An, Mengru

Type of Degree

Master's Thesis


Entomology and Plant Pathology

Restriction Status


Restriction Type

Auburn University Users

Date Available
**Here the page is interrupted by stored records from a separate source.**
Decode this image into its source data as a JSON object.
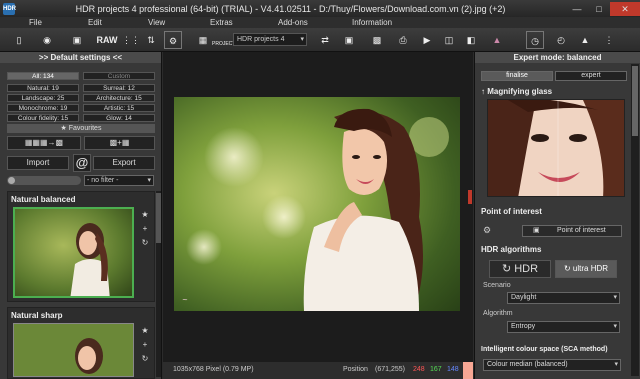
{
  "window": {
    "title": "HDR projects 4 professional (64-bit) (TRIAL) - V4.41.02511 - D:/Thuy/Flowers/Download.com.vn (2).jpg (+2)",
    "app_icon": "HDR"
  },
  "menu": {
    "items": [
      "File",
      "Edit",
      "View",
      "Extras",
      "Add-ons",
      "Information"
    ]
  },
  "toolbar": {
    "raw_label": "RAW",
    "projects_label": "PROJECTS",
    "project_select": "HDR projects 4"
  },
  "left_panel": {
    "header": ">> Default settings <<",
    "categories": [
      {
        "label": "All: 134",
        "selected": true
      },
      {
        "label": "Custom",
        "selected": false
      },
      {
        "label": "Natural: 19"
      },
      {
        "label": "Surreal: 12"
      },
      {
        "label": "Landscape: 25"
      },
      {
        "label": "Architecture: 15"
      },
      {
        "label": "Monochrome: 19"
      },
      {
        "label": "Artistic: 15"
      },
      {
        "label": "Colour fidelity: 15"
      },
      {
        "label": "Glow: 14"
      }
    ],
    "favourites": "Favourites",
    "import_label": "Import",
    "export_label": "Export",
    "at_label": "@",
    "filter_value": "- no filter -",
    "presets": [
      {
        "name": "Natural balanced",
        "selected": true
      },
      {
        "name": "Natural sharp",
        "selected": false
      }
    ]
  },
  "status": {
    "size": "1035x768 Pixel (0.79 MP)",
    "position_label": "Position",
    "coords": "(671,255)",
    "r": "248",
    "g": "167",
    "b": "148",
    "sample_color": "#f8a794"
  },
  "right_panel": {
    "header": "Expert mode: balanced",
    "mode_tabs": [
      {
        "label": "finalise",
        "selected": true
      },
      {
        "label": "expert",
        "selected": false
      }
    ],
    "magnifier_title": "Magnifying glass",
    "poi_title": "Point of interest",
    "poi_button": "Point of interest",
    "hdr_title": "HDR algorithms",
    "hdr_tabs": [
      {
        "label": "HDR",
        "selected": false
      },
      {
        "label": "ultra HDR",
        "selected": true
      }
    ],
    "scenario_label": "Scenario",
    "scenario_value": "Daylight",
    "algorithm_label": "Algorithm",
    "algorithm_value": "Entropy",
    "ics_title": "Intelligent colour space (SCA method)",
    "ics_value": "Colour median (balanced)"
  },
  "colors": {
    "accent_green": "#4caf50",
    "close_red": "#c0392b"
  }
}
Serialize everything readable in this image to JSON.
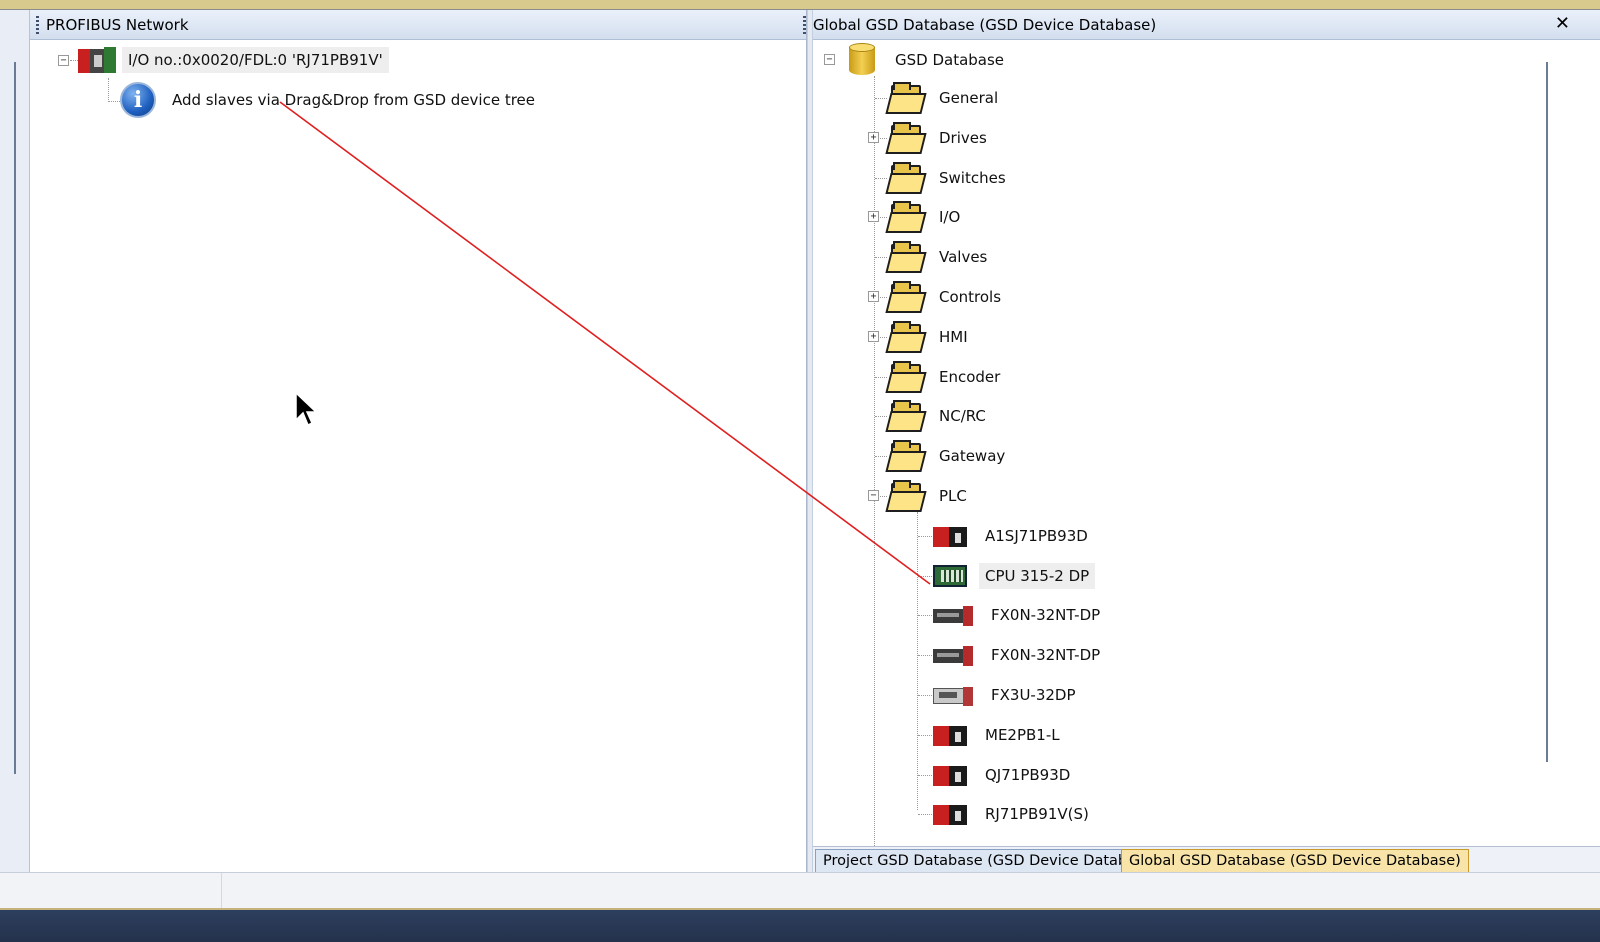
{
  "left_panel": {
    "title": "PROFIBUS Network",
    "master_node": "I/O no.:0x0020/FDL:0 'RJ71PB91V'",
    "info_text": "Add slaves via Drag&Drop from GSD device tree"
  },
  "right_panel": {
    "title": "Global GSD Database (GSD Device Database)",
    "close_glyph": "✕",
    "root": "GSD Database",
    "folders": [
      {
        "label": "General",
        "expandable": false
      },
      {
        "label": "Drives",
        "expandable": true
      },
      {
        "label": "Switches",
        "expandable": false
      },
      {
        "label": "I/O",
        "expandable": true
      },
      {
        "label": "Valves",
        "expandable": false
      },
      {
        "label": "Controls",
        "expandable": true
      },
      {
        "label": "HMI",
        "expandable": true
      },
      {
        "label": "Encoder",
        "expandable": false
      },
      {
        "label": "NC/RC",
        "expandable": false
      },
      {
        "label": "Gateway",
        "expandable": false
      },
      {
        "label": "PLC",
        "expandable": true,
        "expanded": true
      }
    ],
    "plc_devices": [
      {
        "label": "A1SJ71PB93D",
        "icon": "red-module-icon"
      },
      {
        "label": "CPU 315-2 DP",
        "icon": "green-module-icon",
        "selected": true
      },
      {
        "label": "FX0N-32NT-DP",
        "icon": "fx-module-icon"
      },
      {
        "label": "FX0N-32NT-DP",
        "icon": "fx-module-icon"
      },
      {
        "label": "FX3U-32DP",
        "icon": "fx3-module-icon"
      },
      {
        "label": "ME2PB1-L",
        "icon": "red-module-icon"
      },
      {
        "label": "QJ71PB93D",
        "icon": "red-module-icon"
      },
      {
        "label": "RJ71PB91V(S)",
        "icon": "red-module-icon"
      }
    ],
    "tabs": [
      {
        "label": "Project GSD Database (GSD Device Database)",
        "active": false
      },
      {
        "label": "Global GSD Database (GSD Device Database)",
        "active": true
      }
    ]
  },
  "colors": {
    "drag_line": "#e02020",
    "title_gradient_top": "#eaf1fb",
    "active_tab": "#f8e4a8"
  }
}
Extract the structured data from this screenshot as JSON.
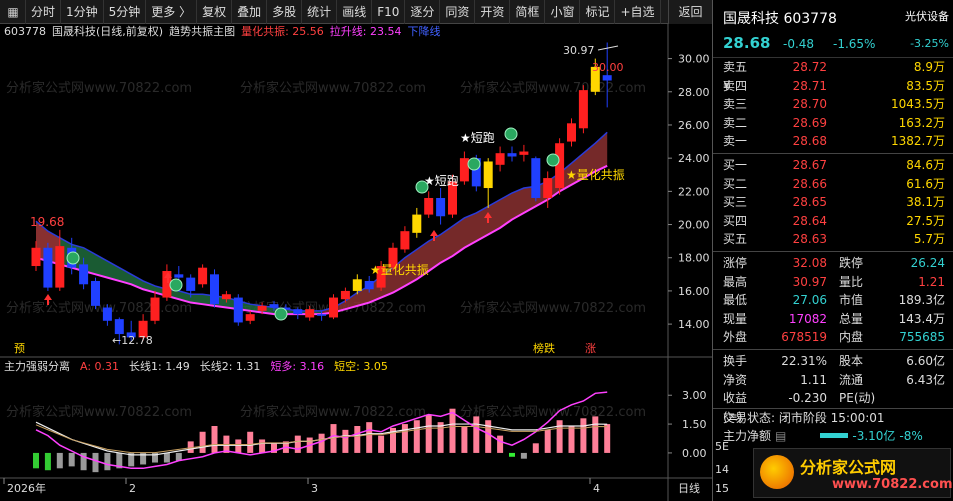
{
  "toolbar": {
    "items": [
      "分时",
      "1分钟",
      "5分钟",
      "更多 〉",
      "复权",
      "叠加",
      "多股",
      "统计",
      "画线",
      "F10",
      "逐分",
      "同资",
      "开资",
      "简框",
      "小窗",
      "标记",
      "+自选"
    ],
    "back": "返回"
  },
  "legend_main": {
    "code": "603778",
    "title": "国晟科技(日线,前复权)",
    "indicator": "趋势共振主图",
    "lh_label": "量化共振: 25.56",
    "ls_label": "拉升线: 23.54",
    "tail": "下降线"
  },
  "legend_sub": {
    "name": "主力强弱分离",
    "a": "A: 0.31",
    "l1": "长线1: 1.49",
    "l2": "长线2: 1.31",
    "dd": "短多: 3.16",
    "dk": "短空: 3.05"
  },
  "annotations": {
    "high_label": "30.97",
    "high2": "30.00",
    "left_high": "19.68",
    "low": "←12.78",
    "tag_pre": "预",
    "tag_bang": "榜跌",
    "tag_zhang": "涨",
    "s1": "★短跑",
    "s2": "★短跑",
    "q1": "★量化共振",
    "q2": "★量化共振",
    "watermark": "分析家公式网www.70822.com"
  },
  "axes": {
    "price_ticks": [
      "30.00",
      "28.00",
      "26.00",
      "24.00",
      "22.00",
      "20.00",
      "18.00",
      "16.00",
      "14.00"
    ],
    "sub_ticks": [
      "3.00",
      "1.50",
      "0.00"
    ],
    "x_ticks": [
      "2026年",
      "2",
      "3",
      "4"
    ],
    "x_right": "日线"
  },
  "panel": {
    "name": "国晟科技 603778",
    "sector": "光伏设备",
    "price": "28.68",
    "change": "-0.48",
    "pct": "-1.65%",
    "sector_pct": "-3.25%",
    "asks": [
      {
        "label": "卖五 ¥",
        "price": "28.72",
        "vol": "8.9万"
      },
      {
        "label": "卖四",
        "price": "28.71",
        "vol": "83.5万"
      },
      {
        "label": "卖三",
        "price": "28.70",
        "vol": "1043.5万"
      },
      {
        "label": "卖二",
        "price": "28.69",
        "vol": "163.2万"
      },
      {
        "label": "卖一",
        "price": "28.68",
        "vol": "1382.7万"
      }
    ],
    "bids": [
      {
        "label": "买一",
        "price": "28.67",
        "vol": "84.6万"
      },
      {
        "label": "买二",
        "price": "28.66",
        "vol": "61.6万"
      },
      {
        "label": "买三",
        "price": "28.65",
        "vol": "38.1万"
      },
      {
        "label": "买四",
        "price": "28.64",
        "vol": "27.5万"
      },
      {
        "label": "买五",
        "price": "28.63",
        "vol": "5.7万"
      }
    ],
    "stats1": [
      {
        "k": "涨停",
        "v": "32.08",
        "vc": "red",
        "k2": "跌停",
        "v2": "26.24",
        "v2c": "cyan"
      },
      {
        "k": "最高",
        "v": "30.97",
        "vc": "red",
        "k2": "量比",
        "v2": "1.21",
        "v2c": "red"
      },
      {
        "k": "最低",
        "v": "27.06",
        "vc": "cyan",
        "k2": "市值",
        "v2": "189.3亿",
        "v2c": "white"
      },
      {
        "k": "现量",
        "v": "17082",
        "vc": "magenta",
        "k2": "总量",
        "v2": "143.4万",
        "v2c": "white"
      },
      {
        "k": "外盘",
        "v": "678519",
        "vc": "red",
        "k2": "内盘",
        "v2": "755685",
        "v2c": "cyan"
      }
    ],
    "stats2": [
      {
        "k": "换手",
        "v": "22.31%",
        "vc": "white",
        "k2": "股本",
        "v2": "6.60亿",
        "v2c": "white"
      },
      {
        "k": "净资",
        "v": "1.11",
        "vc": "white",
        "k2": "流通",
        "v2": "6.43亿",
        "v2c": "white"
      },
      {
        "k": "收益(≡)",
        "v": "-0.230",
        "vc": "white",
        "k2": "PE(动)",
        "v2": "",
        "v2c": "white"
      }
    ],
    "trade_state": "交易状态: 闭市阶段 15:00:01",
    "mainflow_label": "主力净额",
    "mainflow_val": "-3.10亿",
    "mainflow_pct": "-8%",
    "stubs": [
      "5E",
      "14",
      "15"
    ],
    "brand_name": "分析家公式网",
    "brand_url": "www.70822.com"
  },
  "chart_data": {
    "type": "candlestick",
    "price_range": [
      12.5,
      31.0
    ],
    "sub_range": [
      -1.2,
      4.0
    ],
    "candles": [
      {
        "o": 17.5,
        "c": 18.6,
        "h": 19.0,
        "l": 17.2
      },
      {
        "o": 18.6,
        "c": 16.2,
        "h": 18.9,
        "l": 16.0
      },
      {
        "o": 16.2,
        "c": 18.7,
        "h": 19.68,
        "l": 16.0
      },
      {
        "o": 18.6,
        "c": 17.4,
        "h": 19.2,
        "l": 17.0
      },
      {
        "o": 17.6,
        "c": 16.4,
        "h": 18.0,
        "l": 16.1
      },
      {
        "o": 16.6,
        "c": 15.1,
        "h": 16.8,
        "l": 14.9
      },
      {
        "o": 15.0,
        "c": 14.2,
        "h": 15.2,
        "l": 13.9
      },
      {
        "o": 14.3,
        "c": 13.4,
        "h": 14.4,
        "l": 12.78
      },
      {
        "o": 13.5,
        "c": 13.2,
        "h": 14.2,
        "l": 13.0
      },
      {
        "o": 13.2,
        "c": 14.2,
        "h": 14.6,
        "l": 13.0
      },
      {
        "o": 14.2,
        "c": 15.6,
        "h": 16.0,
        "l": 14.0
      },
      {
        "o": 15.6,
        "c": 17.2,
        "h": 17.6,
        "l": 15.4
      },
      {
        "o": 17.0,
        "c": 16.8,
        "h": 17.5,
        "l": 16.5
      },
      {
        "o": 16.8,
        "c": 16.0,
        "h": 17.0,
        "l": 15.6
      },
      {
        "o": 16.4,
        "c": 17.4,
        "h": 17.6,
        "l": 16.2
      },
      {
        "o": 17.0,
        "c": 15.2,
        "h": 17.3,
        "l": 15.0
      },
      {
        "o": 15.5,
        "c": 15.8,
        "h": 16.0,
        "l": 15.3
      },
      {
        "o": 15.6,
        "c": 14.1,
        "h": 15.8,
        "l": 13.9
      },
      {
        "o": 14.2,
        "c": 14.6,
        "h": 14.8,
        "l": 14.0
      },
      {
        "o": 14.8,
        "c": 15.1,
        "h": 15.3,
        "l": 14.6
      },
      {
        "o": 15.2,
        "c": 15.0,
        "h": 15.4,
        "l": 14.8
      },
      {
        "o": 15.0,
        "c": 14.9,
        "h": 15.2,
        "l": 14.6
      },
      {
        "o": 14.9,
        "c": 14.6,
        "h": 15.0,
        "l": 14.3
      },
      {
        "o": 14.4,
        "c": 14.9,
        "h": 15.1,
        "l": 14.2
      },
      {
        "o": 14.6,
        "c": 14.5,
        "h": 14.8,
        "l": 14.2
      },
      {
        "o": 14.4,
        "c": 15.6,
        "h": 15.8,
        "l": 14.3
      },
      {
        "o": 15.5,
        "c": 16.0,
        "h": 16.2,
        "l": 15.3
      },
      {
        "o": 16.0,
        "c": 16.7,
        "h": 17.0,
        "l": 15.8
      },
      {
        "o": 16.6,
        "c": 16.1,
        "h": 16.9,
        "l": 15.9
      },
      {
        "o": 16.2,
        "c": 17.5,
        "h": 17.8,
        "l": 16.0
      },
      {
        "o": 17.4,
        "c": 18.6,
        "h": 18.9,
        "l": 17.2
      },
      {
        "o": 18.5,
        "c": 19.6,
        "h": 19.9,
        "l": 18.3
      },
      {
        "o": 19.5,
        "c": 20.6,
        "h": 21.0,
        "l": 19.2
      },
      {
        "o": 20.6,
        "c": 21.6,
        "h": 22.0,
        "l": 20.4
      },
      {
        "o": 21.6,
        "c": 20.5,
        "h": 22.2,
        "l": 20.0
      },
      {
        "o": 20.6,
        "c": 22.6,
        "h": 23.0,
        "l": 20.4
      },
      {
        "o": 22.6,
        "c": 24.0,
        "h": 24.4,
        "l": 22.4
      },
      {
        "o": 24.0,
        "c": 22.3,
        "h": 24.2,
        "l": 22.0
      },
      {
        "o": 22.2,
        "c": 23.8,
        "h": 24.0,
        "l": 21.0
      },
      {
        "o": 23.6,
        "c": 24.3,
        "h": 24.7,
        "l": 23.2
      },
      {
        "o": 24.3,
        "c": 24.1,
        "h": 24.7,
        "l": 23.8
      },
      {
        "o": 24.2,
        "c": 24.4,
        "h": 24.8,
        "l": 23.8
      },
      {
        "o": 24.0,
        "c": 21.6,
        "h": 24.1,
        "l": 21.4
      },
      {
        "o": 21.6,
        "c": 22.8,
        "h": 23.2,
        "l": 21.0
      },
      {
        "o": 22.2,
        "c": 24.9,
        "h": 25.2,
        "l": 21.8
      },
      {
        "o": 25.0,
        "c": 26.1,
        "h": 26.4,
        "l": 24.7
      },
      {
        "o": 25.8,
        "c": 28.1,
        "h": 28.4,
        "l": 25.5
      },
      {
        "o": 28.0,
        "c": 29.5,
        "h": 30.0,
        "l": 27.8
      },
      {
        "o": 29.0,
        "c": 28.68,
        "h": 30.97,
        "l": 27.06
      }
    ],
    "band_upper": [
      20.2,
      19.6,
      19.2,
      18.8,
      18.6,
      18.2,
      17.8,
      17.4,
      17.0,
      16.6,
      16.3,
      16.1,
      16.0,
      15.8,
      15.8,
      15.7,
      15.6,
      15.4,
      15.2,
      15.1,
      15.0,
      14.9,
      14.8,
      14.8,
      14.8,
      15.0,
      15.4,
      15.9,
      16.3,
      16.9,
      17.4,
      18.0,
      18.5,
      19.0,
      19.4,
      19.9,
      20.4,
      20.7,
      21.1,
      21.5,
      21.9,
      22.2,
      22.3,
      22.6,
      23.1,
      23.7,
      24.3,
      24.9,
      25.56
    ],
    "band_lower": [
      18.0,
      17.8,
      17.6,
      17.4,
      17.2,
      17.0,
      16.8,
      16.6,
      16.4,
      16.1,
      15.9,
      15.7,
      15.5,
      15.3,
      15.2,
      15.1,
      15.0,
      14.9,
      14.8,
      14.7,
      14.6,
      14.6,
      14.6,
      14.6,
      14.6,
      14.7,
      14.9,
      15.1,
      15.3,
      15.6,
      15.9,
      16.3,
      16.7,
      17.2,
      17.7,
      18.1,
      18.6,
      19.0,
      19.4,
      19.8,
      20.3,
      20.7,
      21.1,
      21.5,
      22.0,
      22.4,
      22.8,
      23.2,
      23.54
    ],
    "sub_bars": [
      -0.8,
      -0.9,
      -0.8,
      -0.7,
      -0.9,
      -1.0,
      -0.9,
      -0.8,
      -0.7,
      -0.6,
      -0.5,
      -0.5,
      -0.4,
      0.6,
      1.1,
      1.4,
      0.9,
      0.7,
      1.1,
      0.7,
      0.5,
      0.6,
      0.9,
      0.8,
      1.0,
      1.5,
      1.2,
      1.4,
      1.6,
      0.9,
      1.3,
      1.5,
      1.7,
      2.0,
      1.6,
      2.3,
      1.4,
      1.9,
      1.7,
      0.9,
      -0.2,
      -0.3,
      0.5,
      1.2,
      1.7,
      1.4,
      1.8,
      1.9,
      1.5
    ],
    "sub_line_pink": [
      1.2,
      0.9,
      0.4,
      0.1,
      -0.2,
      -0.4,
      -0.6,
      -0.7,
      -0.8,
      -0.8,
      -0.7,
      -0.6,
      -0.4,
      -0.3,
      -0.2,
      0.0,
      0.1,
      0.0,
      -0.1,
      0.0,
      0.1,
      0.3,
      0.2,
      0.4,
      0.6,
      0.9,
      0.8,
      1.0,
      1.2,
      1.1,
      1.4,
      1.6,
      1.8,
      2.0,
      1.9,
      2.1,
      1.7,
      1.3,
      1.0,
      0.6,
      0.4,
      0.7,
      1.1,
      1.6,
      2.2,
      2.5,
      2.7,
      3.1,
      3.16
    ],
    "sub_line_white": [
      1.6,
      1.3,
      1.0,
      0.7,
      0.5,
      0.3,
      0.1,
      0.0,
      -0.1,
      -0.1,
      -0.1,
      0.0,
      0.1,
      0.2,
      0.3,
      0.4,
      0.4,
      0.4,
      0.4,
      0.5,
      0.5,
      0.5,
      0.6,
      0.6,
      0.7,
      0.8,
      0.9,
      0.9,
      1.0,
      1.0,
      1.1,
      1.2,
      1.3,
      1.4,
      1.4,
      1.5,
      1.5,
      1.5,
      1.4,
      1.3,
      1.2,
      1.2,
      1.2,
      1.3,
      1.4,
      1.4,
      1.4,
      1.5,
      1.49
    ]
  }
}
Aedes albopictus and Aedes aegypti can transmit severe human diseases including dengue fever and yellow fever. When they are serious, these diseases can lead to human death and economic burden. Ae. albopictus has already spread from its origin Asia to many continents, including North America. In the United States, this species can be found in Alabama, but the resistance status remains unknown. Part of my experiment analyzed the resistance status. Ae. albopictus from six locations in Alabama were tested and showed no significant resistance. Two main insecticide classes were used: organophosphates (OPs) and pyrethroids. For OPs, chlorpyrifos, malathion and fenitrothion were used. Malathion had the highest LC50 in these three insecticides ranging from 0.1ppm to 1.2ppm. The resistance status was similar between chlorpyrifos and fenitrothion ranging from 0.003ppm to 0.05ppm and from 0.01ppm to 0.1ppm respectively. For pyrethroids there were five insecticides used: deltamethrin, permethrin, resmethrin, etofenprox, and β-cyfluthrin. Resmethrin had a highest LC50 values ranging from 0.05ppm to 0.4ppm compared with other insecticides followed by permethrin ranging from 0.01ppm to 0.2ppm. In these eight insecticides chlorpyrifos has the highest efficacy while malathion has the last efficacy. Another part of my experiment was to test the resistance status of field Ae. aegypti in Florida and make comparison with susceptible (S-Lab) and resistant laboratory strains (PR). The result showed that field strains developed resistance to etofenprox, with a resistance ratio of 1400, permethrin had a ratio of 24, and malathion had a ratio of 11. Field strains developed high tolerance to β-cyfluthrin and chlorpyrifos with resistance ratios reaching 9.7 and 7.6. This strain was still susceptible to fenitrothion with resistance ratio of 0.3. Based on these results, Ae. aegypti in Florida has developed resistance and high tolerance to some insecticides. Cytochrome P450 genes are important in insecticide resistance. In this experiment the genes CYP4H30 and CYP6CB1 were chosen to analyze their expression level. For CYP4H30, there was no difference among AeFl, susceptible S-Lab, and resistant PR strains. But the expression level in AeFl and resistant PR strains were upregulated in CYP6CB1. The expression ratio of AeFl was 5.6 and that of PR strain was 33.3 compared to susceptible S-Lab strain.